**Task brief**
Lines with the word "path" in them must be copied from the records below.

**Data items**
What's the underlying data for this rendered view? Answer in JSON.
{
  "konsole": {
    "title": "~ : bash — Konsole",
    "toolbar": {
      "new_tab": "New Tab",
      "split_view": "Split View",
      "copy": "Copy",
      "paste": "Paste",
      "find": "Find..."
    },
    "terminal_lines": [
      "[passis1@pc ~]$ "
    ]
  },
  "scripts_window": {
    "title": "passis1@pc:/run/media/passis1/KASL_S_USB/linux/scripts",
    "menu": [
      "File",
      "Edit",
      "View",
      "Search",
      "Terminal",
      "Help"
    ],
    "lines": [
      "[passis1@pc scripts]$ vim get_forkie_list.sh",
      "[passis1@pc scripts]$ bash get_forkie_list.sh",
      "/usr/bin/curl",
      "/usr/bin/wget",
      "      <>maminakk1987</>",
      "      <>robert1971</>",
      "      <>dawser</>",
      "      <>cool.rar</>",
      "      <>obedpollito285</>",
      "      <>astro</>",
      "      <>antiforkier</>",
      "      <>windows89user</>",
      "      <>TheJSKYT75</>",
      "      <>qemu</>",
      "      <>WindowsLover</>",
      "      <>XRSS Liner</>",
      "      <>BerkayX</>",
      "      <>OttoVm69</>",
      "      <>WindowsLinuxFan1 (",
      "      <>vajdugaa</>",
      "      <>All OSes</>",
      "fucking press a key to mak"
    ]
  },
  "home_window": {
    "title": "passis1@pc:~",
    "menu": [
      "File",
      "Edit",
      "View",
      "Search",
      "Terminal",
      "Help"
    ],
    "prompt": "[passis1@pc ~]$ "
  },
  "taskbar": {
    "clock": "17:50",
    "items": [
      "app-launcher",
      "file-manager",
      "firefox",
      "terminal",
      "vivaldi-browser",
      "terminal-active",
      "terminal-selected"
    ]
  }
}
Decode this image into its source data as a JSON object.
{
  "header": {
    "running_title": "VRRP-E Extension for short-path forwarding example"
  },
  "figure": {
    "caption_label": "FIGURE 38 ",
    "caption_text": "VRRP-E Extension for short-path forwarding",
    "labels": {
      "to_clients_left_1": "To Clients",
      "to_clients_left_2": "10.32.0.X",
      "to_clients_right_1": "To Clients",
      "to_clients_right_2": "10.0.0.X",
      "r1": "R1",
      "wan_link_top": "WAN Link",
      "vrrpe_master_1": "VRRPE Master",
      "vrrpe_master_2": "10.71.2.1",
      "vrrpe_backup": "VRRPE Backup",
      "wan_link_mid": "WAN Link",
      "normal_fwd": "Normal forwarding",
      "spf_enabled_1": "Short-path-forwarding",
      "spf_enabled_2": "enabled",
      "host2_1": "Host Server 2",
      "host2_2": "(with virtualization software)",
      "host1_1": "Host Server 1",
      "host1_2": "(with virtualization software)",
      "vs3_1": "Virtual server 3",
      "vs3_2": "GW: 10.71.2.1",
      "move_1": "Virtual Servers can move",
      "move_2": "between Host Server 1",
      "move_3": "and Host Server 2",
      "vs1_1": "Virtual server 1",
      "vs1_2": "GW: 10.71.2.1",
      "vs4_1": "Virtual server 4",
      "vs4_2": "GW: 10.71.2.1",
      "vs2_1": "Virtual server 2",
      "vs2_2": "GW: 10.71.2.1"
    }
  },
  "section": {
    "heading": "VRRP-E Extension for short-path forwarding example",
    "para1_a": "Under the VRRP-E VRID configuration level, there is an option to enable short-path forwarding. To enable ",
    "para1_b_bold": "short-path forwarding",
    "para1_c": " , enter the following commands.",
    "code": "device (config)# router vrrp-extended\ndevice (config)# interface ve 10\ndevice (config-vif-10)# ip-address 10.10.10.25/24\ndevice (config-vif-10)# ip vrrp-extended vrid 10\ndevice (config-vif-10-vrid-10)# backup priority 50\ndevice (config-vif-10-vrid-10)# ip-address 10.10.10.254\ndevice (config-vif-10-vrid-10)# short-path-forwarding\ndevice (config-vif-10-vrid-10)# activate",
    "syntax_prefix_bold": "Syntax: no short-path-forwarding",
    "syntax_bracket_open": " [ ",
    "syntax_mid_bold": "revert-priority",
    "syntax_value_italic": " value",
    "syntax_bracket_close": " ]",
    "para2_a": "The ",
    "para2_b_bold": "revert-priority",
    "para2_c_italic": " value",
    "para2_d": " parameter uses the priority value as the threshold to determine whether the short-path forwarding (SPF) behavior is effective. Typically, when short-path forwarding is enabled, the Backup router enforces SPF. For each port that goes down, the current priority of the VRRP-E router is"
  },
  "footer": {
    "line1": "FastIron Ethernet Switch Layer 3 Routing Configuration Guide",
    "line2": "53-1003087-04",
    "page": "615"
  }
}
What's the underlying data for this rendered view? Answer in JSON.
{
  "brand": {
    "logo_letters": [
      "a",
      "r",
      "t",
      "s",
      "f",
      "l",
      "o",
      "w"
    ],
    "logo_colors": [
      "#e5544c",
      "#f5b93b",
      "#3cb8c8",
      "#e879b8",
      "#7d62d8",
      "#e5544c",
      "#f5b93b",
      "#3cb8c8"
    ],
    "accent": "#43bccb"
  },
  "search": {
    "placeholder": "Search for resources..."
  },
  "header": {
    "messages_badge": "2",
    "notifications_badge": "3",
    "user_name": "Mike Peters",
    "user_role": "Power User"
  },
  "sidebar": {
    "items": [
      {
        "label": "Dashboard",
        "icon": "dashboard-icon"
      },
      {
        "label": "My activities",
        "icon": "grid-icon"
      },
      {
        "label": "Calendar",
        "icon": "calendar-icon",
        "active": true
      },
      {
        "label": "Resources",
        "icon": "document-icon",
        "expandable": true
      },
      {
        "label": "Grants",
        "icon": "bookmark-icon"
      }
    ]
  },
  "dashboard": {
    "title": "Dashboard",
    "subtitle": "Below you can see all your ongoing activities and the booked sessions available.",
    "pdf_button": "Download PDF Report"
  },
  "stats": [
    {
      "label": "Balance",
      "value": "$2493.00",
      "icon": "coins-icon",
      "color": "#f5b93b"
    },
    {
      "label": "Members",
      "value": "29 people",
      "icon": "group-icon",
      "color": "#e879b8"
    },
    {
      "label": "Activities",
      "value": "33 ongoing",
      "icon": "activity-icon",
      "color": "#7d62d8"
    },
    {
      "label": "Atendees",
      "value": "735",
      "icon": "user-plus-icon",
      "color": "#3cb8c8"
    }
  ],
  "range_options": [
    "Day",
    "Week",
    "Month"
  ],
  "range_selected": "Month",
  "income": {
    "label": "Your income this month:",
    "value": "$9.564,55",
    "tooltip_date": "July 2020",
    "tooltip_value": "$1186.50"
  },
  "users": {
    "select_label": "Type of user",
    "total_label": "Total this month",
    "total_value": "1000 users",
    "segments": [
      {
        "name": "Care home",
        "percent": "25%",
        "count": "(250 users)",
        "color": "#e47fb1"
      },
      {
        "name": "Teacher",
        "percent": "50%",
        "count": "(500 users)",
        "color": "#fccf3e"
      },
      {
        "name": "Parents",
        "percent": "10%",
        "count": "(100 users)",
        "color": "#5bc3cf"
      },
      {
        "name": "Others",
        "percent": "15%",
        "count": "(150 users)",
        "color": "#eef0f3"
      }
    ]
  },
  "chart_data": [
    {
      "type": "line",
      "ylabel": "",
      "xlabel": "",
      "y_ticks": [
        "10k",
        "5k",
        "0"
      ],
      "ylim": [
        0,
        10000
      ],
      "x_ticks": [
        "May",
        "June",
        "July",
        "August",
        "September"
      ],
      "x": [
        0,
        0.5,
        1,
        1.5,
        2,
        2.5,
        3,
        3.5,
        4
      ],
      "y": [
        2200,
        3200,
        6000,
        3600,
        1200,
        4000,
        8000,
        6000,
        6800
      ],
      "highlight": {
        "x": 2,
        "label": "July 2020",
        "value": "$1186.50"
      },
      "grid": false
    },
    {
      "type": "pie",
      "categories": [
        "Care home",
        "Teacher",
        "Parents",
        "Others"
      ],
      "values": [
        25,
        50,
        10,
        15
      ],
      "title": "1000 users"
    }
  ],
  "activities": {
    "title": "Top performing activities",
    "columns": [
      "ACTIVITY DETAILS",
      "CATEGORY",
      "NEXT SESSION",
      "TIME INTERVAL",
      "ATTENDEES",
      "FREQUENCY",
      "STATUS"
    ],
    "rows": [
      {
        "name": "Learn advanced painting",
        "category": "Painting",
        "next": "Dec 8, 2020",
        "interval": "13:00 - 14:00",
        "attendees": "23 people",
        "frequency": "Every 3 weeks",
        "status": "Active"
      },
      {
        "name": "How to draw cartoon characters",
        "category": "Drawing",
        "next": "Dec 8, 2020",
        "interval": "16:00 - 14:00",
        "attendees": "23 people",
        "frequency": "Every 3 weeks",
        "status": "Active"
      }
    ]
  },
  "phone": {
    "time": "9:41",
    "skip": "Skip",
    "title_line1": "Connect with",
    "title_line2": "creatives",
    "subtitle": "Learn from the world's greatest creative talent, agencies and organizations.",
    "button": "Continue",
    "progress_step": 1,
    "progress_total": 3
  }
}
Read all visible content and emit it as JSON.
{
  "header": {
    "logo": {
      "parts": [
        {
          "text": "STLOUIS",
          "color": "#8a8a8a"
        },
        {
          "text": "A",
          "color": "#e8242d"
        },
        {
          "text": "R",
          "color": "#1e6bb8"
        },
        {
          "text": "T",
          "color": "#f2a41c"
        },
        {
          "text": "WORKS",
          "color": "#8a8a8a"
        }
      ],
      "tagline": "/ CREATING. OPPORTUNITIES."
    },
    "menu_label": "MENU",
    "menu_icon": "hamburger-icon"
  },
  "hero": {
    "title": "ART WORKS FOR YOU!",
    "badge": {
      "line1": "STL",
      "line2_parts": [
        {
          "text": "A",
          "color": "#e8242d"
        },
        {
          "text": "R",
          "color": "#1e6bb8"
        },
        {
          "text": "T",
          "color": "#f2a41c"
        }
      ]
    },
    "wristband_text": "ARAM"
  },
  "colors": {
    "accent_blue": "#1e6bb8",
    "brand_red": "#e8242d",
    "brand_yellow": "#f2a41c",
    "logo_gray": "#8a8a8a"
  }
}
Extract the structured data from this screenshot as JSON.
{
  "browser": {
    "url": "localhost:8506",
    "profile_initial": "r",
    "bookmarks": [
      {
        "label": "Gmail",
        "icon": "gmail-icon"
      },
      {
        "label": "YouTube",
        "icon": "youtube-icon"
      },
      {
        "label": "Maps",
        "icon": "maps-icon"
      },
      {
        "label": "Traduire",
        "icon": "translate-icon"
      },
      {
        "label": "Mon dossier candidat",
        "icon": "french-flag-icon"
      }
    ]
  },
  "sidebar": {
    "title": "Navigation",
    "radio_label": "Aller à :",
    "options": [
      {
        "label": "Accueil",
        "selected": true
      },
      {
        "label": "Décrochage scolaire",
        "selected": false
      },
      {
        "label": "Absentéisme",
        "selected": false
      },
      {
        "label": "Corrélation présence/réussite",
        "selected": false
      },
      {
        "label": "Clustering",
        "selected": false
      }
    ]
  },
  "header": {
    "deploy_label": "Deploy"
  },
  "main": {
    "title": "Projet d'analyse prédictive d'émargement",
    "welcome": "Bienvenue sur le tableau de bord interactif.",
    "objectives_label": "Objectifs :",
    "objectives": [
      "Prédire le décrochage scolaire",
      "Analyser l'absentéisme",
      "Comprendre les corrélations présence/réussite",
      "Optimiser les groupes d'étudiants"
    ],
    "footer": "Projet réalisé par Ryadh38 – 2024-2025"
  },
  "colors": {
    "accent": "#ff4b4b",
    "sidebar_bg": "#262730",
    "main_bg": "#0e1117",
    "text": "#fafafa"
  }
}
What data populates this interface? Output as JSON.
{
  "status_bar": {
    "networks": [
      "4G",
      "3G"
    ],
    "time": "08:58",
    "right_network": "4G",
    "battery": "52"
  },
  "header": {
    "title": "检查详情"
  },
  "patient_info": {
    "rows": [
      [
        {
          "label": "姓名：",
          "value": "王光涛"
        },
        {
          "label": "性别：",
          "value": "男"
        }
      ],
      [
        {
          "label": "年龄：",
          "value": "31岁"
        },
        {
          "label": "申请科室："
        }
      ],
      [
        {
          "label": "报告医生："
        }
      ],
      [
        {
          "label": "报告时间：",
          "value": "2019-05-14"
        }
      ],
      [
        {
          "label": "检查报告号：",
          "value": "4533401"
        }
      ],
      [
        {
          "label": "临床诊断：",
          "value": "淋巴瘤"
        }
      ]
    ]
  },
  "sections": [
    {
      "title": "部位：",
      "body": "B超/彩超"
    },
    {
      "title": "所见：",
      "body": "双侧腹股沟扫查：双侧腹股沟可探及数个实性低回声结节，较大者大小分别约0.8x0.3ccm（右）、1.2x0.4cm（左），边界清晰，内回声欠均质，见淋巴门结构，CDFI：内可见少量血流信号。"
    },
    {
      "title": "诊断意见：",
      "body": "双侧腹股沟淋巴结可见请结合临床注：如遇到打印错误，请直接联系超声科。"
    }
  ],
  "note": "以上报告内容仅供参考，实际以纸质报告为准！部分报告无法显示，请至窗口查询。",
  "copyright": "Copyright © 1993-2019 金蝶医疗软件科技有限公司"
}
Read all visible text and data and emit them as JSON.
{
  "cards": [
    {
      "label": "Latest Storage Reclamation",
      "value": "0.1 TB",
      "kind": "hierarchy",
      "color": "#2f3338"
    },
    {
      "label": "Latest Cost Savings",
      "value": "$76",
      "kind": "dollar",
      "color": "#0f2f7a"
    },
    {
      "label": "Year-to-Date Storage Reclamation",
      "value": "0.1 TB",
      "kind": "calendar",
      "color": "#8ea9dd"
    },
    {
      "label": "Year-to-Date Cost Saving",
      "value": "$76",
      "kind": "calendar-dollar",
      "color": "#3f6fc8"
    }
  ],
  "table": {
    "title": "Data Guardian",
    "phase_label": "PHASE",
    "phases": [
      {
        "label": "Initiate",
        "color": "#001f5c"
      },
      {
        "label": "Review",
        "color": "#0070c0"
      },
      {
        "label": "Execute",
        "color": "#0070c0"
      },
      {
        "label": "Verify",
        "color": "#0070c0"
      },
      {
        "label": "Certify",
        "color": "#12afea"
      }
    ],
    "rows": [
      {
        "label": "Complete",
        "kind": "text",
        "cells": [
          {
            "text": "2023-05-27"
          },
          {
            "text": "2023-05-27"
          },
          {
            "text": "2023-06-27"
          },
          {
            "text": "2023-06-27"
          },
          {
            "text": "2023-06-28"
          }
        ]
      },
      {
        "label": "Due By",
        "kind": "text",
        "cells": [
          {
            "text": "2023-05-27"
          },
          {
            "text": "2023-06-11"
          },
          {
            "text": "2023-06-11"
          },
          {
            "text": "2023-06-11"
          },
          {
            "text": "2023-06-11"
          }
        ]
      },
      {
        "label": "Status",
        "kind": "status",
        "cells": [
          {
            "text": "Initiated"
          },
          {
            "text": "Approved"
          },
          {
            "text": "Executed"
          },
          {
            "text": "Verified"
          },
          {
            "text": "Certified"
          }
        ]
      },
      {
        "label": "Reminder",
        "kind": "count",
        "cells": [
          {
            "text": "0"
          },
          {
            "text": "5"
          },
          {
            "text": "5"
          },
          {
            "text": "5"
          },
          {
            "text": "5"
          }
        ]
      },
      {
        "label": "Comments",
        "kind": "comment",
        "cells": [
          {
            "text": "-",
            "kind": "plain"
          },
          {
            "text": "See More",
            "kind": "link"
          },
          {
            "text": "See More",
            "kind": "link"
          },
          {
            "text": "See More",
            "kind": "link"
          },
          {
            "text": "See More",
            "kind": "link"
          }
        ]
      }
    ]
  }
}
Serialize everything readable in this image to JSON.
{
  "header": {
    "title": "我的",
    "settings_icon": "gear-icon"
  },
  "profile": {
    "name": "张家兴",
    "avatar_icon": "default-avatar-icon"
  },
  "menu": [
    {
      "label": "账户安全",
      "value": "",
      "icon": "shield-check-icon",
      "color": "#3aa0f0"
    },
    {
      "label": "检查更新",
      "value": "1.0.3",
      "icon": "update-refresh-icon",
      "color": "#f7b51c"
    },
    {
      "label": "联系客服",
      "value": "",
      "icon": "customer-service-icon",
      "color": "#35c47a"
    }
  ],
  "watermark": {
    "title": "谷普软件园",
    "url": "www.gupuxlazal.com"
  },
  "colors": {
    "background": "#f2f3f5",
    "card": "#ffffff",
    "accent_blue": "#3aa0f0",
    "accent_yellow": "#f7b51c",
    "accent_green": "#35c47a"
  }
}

**Answer space**
    "running_title": "VRRP-E Extension for short-path forwarding example"
    "caption_text": "VRRP-E Extension for short-path forwarding",
      "spf_enabled_1": "Short-path-forwarding",
    "heading": "VRRP-E Extension for short-path forwarding example",
    "para1_a": "Under the VRRP-E VRID configuration level, there is an option to enable short-path forwarding. To enable ",
    "para1_b_bold": "short-path forwarding",
    "code": "device (config)# router vrrp-extended\ndevice (config)# interface ve 10\ndevice (config-vif-10)# ip-address 10.10.10.25/24\ndevice (config-vif-10)# ip vrrp-extended vrid 10\ndevice (config-vif-10-vrid-10)# backup priority 50\ndevice (config-vif-10-vrid-10)# ip-address 10.10.10.254\ndevice (config-vif-10-vrid-10)# short-path-forwarding\ndevice (config-vif-10-vrid-10)# activate",
    "syntax_prefix_bold": "Syntax: no short-path-forwarding",
    "para2_d": " parameter uses the priority value as the threshold to determine whether the short-path forwarding (SPF) behavior is effective. Typically, when short-path forwarding is enabled, the Backup router enforces SPF. For each port that goes down, the current priority of the VRRP-E router is"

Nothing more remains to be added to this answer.